══ Entries supplied

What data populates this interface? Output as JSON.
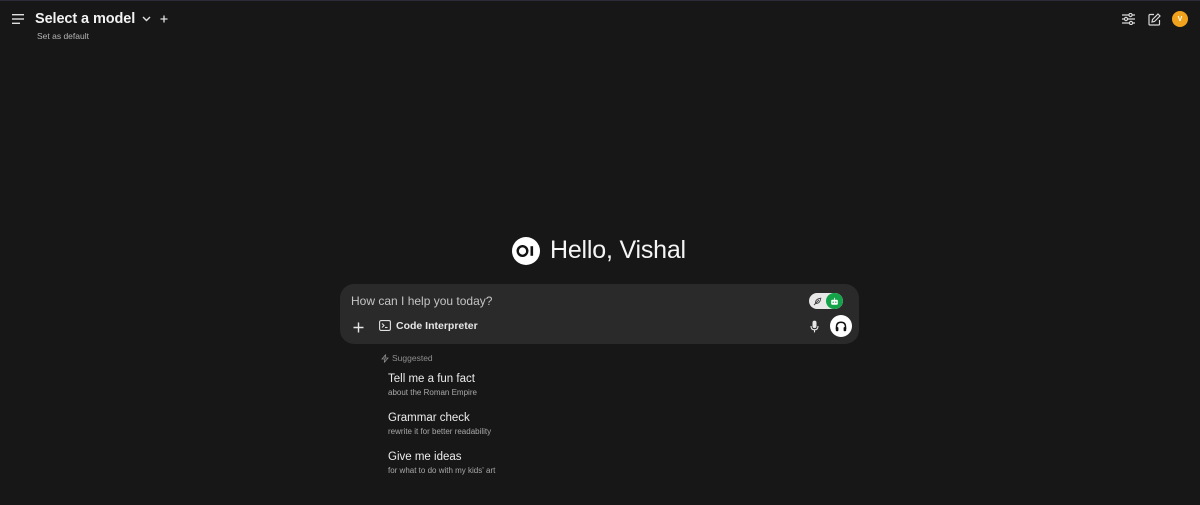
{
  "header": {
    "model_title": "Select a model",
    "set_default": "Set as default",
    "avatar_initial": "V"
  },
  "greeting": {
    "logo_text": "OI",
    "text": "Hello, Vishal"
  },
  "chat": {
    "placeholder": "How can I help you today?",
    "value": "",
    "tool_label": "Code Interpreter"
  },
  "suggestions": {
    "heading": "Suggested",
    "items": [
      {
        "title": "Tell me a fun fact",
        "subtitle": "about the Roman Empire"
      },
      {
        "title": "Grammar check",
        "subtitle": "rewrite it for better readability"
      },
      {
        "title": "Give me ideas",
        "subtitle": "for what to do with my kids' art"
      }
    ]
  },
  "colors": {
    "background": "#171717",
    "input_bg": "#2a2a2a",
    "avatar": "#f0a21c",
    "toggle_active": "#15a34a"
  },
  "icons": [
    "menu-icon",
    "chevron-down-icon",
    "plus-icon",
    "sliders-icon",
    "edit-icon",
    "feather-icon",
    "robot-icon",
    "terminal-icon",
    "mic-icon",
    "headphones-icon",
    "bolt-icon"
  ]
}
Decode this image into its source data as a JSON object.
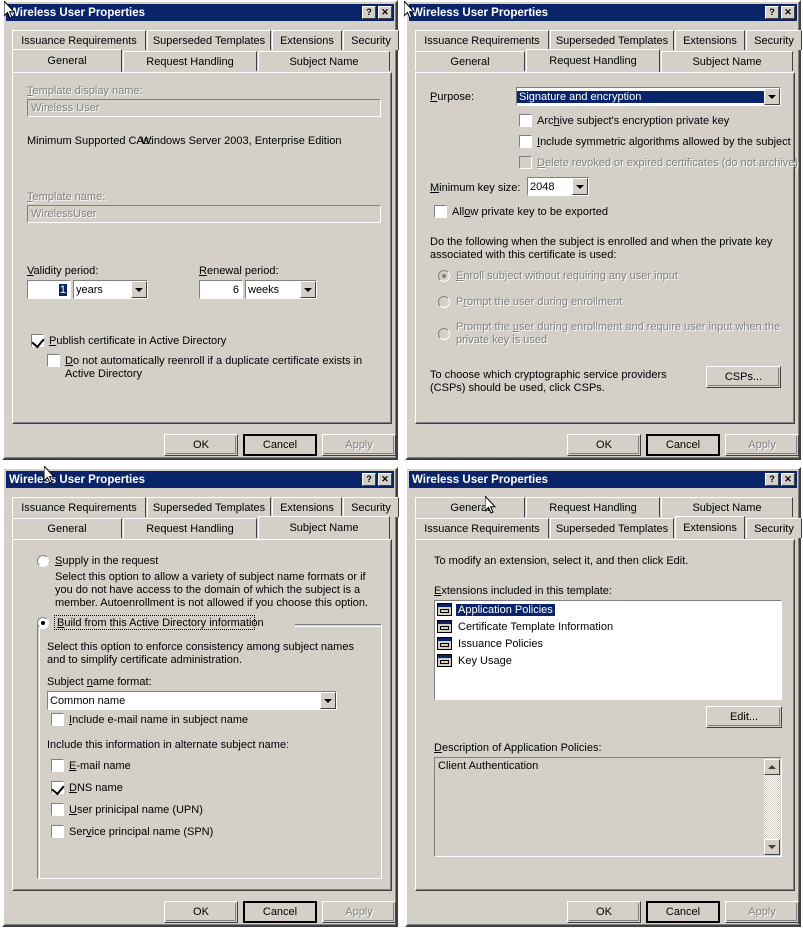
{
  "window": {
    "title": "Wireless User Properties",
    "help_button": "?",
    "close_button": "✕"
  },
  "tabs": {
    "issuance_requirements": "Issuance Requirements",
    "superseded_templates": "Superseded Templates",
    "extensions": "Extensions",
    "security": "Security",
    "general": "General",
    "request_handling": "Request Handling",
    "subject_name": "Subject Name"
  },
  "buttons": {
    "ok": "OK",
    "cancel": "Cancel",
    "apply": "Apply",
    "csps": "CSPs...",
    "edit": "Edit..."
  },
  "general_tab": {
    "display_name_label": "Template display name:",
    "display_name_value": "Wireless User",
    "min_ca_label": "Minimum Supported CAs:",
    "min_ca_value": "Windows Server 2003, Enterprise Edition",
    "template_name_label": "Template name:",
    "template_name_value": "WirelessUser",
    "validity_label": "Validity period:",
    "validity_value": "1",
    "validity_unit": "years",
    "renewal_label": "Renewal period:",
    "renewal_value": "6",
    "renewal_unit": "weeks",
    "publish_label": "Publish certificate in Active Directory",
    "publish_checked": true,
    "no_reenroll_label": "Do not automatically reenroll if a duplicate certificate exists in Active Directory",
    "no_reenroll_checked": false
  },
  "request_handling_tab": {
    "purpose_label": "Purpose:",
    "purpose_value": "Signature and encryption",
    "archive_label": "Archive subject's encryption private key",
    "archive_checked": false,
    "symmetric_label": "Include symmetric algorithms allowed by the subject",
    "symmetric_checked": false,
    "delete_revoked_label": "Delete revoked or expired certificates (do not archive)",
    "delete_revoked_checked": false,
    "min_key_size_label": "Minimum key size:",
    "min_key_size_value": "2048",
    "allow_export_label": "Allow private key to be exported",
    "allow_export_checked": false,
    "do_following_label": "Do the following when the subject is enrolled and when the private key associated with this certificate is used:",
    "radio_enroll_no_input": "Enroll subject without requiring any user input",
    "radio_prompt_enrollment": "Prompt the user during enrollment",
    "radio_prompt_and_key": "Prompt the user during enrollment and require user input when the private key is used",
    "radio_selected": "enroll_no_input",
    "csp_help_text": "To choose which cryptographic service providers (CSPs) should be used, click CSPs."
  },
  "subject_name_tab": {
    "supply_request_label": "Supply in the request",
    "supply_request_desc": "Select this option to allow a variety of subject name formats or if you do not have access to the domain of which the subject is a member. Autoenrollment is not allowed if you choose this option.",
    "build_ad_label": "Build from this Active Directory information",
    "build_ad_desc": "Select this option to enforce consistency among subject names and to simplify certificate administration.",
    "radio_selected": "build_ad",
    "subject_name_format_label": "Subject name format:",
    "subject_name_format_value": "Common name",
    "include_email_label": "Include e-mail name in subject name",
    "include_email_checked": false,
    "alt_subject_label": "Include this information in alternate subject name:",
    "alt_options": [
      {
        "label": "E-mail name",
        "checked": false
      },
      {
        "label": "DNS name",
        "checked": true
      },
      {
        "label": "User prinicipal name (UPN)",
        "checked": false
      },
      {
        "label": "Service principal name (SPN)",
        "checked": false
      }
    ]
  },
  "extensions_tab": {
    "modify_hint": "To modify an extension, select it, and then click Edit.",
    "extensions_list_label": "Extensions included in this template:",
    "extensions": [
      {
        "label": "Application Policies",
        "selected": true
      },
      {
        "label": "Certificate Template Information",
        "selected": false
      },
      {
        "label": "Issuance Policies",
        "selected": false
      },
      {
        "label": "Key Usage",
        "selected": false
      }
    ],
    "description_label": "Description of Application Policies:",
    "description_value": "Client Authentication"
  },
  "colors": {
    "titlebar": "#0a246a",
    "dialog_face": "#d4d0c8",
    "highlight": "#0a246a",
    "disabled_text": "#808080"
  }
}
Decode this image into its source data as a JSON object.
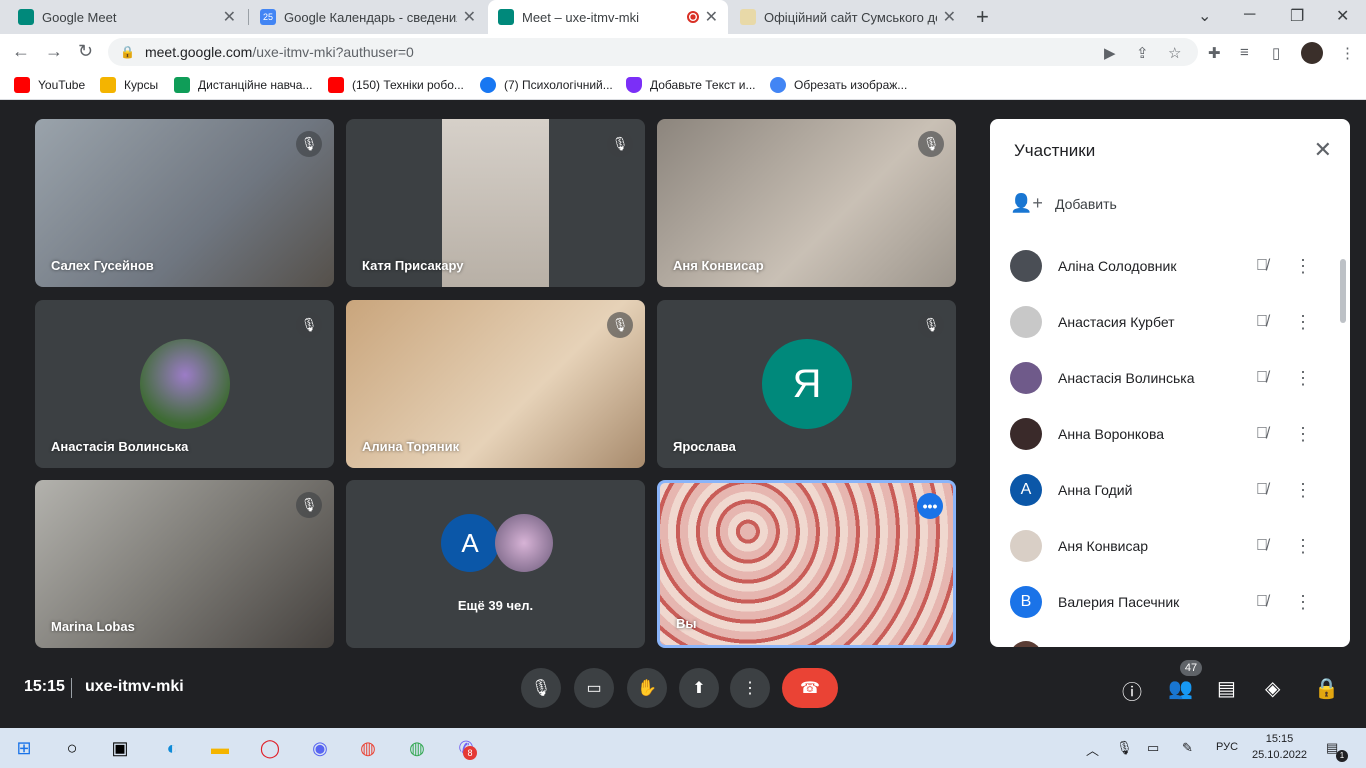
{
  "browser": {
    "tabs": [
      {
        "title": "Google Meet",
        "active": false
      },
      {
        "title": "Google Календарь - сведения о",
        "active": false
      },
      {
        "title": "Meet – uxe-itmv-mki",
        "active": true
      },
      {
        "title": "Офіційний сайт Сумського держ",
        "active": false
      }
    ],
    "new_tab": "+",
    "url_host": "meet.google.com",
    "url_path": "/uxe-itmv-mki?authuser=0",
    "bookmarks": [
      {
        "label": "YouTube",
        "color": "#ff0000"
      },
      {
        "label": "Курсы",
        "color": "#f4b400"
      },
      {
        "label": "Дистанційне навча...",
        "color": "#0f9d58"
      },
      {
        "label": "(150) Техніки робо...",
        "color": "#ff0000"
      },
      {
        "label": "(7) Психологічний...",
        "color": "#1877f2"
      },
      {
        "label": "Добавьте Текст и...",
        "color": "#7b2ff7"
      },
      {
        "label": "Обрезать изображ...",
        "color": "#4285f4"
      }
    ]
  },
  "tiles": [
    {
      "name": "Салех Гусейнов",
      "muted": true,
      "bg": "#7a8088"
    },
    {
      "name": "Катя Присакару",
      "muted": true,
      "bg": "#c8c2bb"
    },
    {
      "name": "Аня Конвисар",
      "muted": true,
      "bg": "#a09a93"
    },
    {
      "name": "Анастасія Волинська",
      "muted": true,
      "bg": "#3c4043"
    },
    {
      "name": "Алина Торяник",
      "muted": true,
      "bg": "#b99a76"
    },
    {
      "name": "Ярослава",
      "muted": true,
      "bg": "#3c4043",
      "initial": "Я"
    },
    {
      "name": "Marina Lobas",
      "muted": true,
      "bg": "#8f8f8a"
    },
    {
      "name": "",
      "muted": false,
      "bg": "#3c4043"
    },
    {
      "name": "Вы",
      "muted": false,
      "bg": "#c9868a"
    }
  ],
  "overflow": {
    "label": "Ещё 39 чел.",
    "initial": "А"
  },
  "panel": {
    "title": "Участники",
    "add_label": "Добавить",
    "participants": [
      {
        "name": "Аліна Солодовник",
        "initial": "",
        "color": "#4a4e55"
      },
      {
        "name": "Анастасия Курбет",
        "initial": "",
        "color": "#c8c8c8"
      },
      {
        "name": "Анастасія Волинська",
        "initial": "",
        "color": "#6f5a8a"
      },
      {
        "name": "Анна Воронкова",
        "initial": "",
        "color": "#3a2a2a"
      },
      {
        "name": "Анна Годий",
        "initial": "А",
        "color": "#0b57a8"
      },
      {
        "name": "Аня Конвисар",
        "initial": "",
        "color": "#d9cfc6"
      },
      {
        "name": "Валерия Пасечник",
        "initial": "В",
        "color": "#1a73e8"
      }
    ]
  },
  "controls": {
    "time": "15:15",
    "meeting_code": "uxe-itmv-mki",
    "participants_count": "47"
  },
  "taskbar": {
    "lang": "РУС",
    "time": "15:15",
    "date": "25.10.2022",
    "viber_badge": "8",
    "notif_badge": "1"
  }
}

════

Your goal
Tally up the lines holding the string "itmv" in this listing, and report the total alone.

Response to this task
3